The U.S. envoy to the United Nations, Susan Rice, said the "wisdom and the viability of sending in the full monitoring presence" of 250 would be in question if violence did not stop.

An Arab League monitoring mission was aborted in January after just a month in country because of daily shooting and shelling. But during its short life it emboldened Syrians to resume anti-Assad street protests - an effect the government is not likely to relish having repeated.

The Syrian Observatory for Human Rights, relaying reports from anti-Assad activists, said at least two people were killed and dozens wounded by shelling on Tuesday as troops sought to take control of Basr al-Harir in the southern province of Deraa. Activists say the town has been a rebel stronghold.

In the northern Idlib province, the army fired mortars and machine guns in two villages, killing three people. Army mortars pounded targets in the Khalidiya and Bayada districts of Homs, where the artillery assault resumed on Saturday two days after the truce came into force. Streets of Homs held by rebels earlier this year now resemble scenes from World War Two.

Assad, who agreed a peace plan with U.N.-Arab League envoy Kofi Annan more than three weeks ago, has not yet fulfilled its primary demand - that tanks, troops and big guns be withdrawn from populated areas and all forms of violence cease.

The Observatory said 23 people were killed on Monday, the first day of work for the U.N. advance team of six.

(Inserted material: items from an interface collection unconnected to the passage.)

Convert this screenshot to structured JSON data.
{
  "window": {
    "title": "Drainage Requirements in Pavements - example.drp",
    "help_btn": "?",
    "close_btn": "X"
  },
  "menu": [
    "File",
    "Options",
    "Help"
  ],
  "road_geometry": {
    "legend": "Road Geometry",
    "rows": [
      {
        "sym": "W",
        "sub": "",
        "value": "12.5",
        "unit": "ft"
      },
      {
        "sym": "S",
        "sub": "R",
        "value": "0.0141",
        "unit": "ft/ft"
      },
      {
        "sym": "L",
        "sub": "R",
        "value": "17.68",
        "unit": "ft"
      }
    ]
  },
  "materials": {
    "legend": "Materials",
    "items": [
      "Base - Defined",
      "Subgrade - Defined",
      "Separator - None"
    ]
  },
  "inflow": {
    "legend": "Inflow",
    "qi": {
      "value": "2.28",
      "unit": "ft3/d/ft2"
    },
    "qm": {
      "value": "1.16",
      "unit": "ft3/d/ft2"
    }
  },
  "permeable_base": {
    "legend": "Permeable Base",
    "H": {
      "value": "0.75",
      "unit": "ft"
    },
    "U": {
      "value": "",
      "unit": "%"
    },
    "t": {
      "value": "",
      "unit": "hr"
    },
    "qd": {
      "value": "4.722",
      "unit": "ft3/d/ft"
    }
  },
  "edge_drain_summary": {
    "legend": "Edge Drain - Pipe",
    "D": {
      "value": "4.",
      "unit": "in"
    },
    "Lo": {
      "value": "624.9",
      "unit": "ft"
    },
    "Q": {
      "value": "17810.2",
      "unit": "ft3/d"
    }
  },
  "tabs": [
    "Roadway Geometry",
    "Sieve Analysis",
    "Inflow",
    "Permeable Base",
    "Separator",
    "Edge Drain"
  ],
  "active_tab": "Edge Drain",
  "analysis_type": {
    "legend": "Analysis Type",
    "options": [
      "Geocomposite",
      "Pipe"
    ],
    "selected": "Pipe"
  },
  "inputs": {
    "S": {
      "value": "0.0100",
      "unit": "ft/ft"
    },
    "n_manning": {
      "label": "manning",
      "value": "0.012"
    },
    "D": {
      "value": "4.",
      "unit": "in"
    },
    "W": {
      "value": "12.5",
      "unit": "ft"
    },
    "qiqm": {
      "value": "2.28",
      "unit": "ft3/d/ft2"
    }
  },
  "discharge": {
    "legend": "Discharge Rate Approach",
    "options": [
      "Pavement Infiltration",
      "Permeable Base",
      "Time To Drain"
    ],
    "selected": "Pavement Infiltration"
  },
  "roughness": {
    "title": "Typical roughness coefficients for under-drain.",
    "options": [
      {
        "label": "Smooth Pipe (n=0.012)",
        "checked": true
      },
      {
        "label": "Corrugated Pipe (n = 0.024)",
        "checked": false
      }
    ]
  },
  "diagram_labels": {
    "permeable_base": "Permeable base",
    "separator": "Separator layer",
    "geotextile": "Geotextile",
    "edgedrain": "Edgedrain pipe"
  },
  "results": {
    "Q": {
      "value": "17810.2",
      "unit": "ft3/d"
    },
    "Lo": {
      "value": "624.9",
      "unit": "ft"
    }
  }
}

Qatar and Saudi Arabia say it is time to arm the Free Syrian Army with weapons to combat Syria's powerful, Russian-armed forces. But other Arab League states say this would tip the crisis into all-out civil war threatening the wider region.

The West has shown no desire to intervene militarily or push for the sort of robust peacekeeping mission that would likely require at least 50,000 troops and a U.N. mandate to use force.


The small U.N. team, led by Moroccan colonel Ahmed Himmiche and including General Abhijit Guha, the Deputy Military Adviser in the U.N. Department of Peacekeeping Operations, is operating from an existing U.N. office in Damascus.

The Assad government says that - as with the Arab League operation - all of the unarmed U.N. mission's "steps on the ground" must be coordinated with the state for its own safety.

"The number of the supervision mission is 250," Ban said.

"That is what I am going to propose to the Security Council ... there is always the question whether 250 is enough. I think it is not enough considering the current situation and the vastness of the country."

"That is why we need very efficient mobility of our mission. That is what I have discussed with EU (leaders) yesterday ... whether the EU could provide all these assets for mobility including helicopters and planes ...," Ban said.

Diplomats say Annan's main aim is to get a U.N. mission on the ground backed by Syria's supporters Russia and China, even if it is not big enough at first to do the job. Critics say Assad will simply play with U.N. politics to gain time.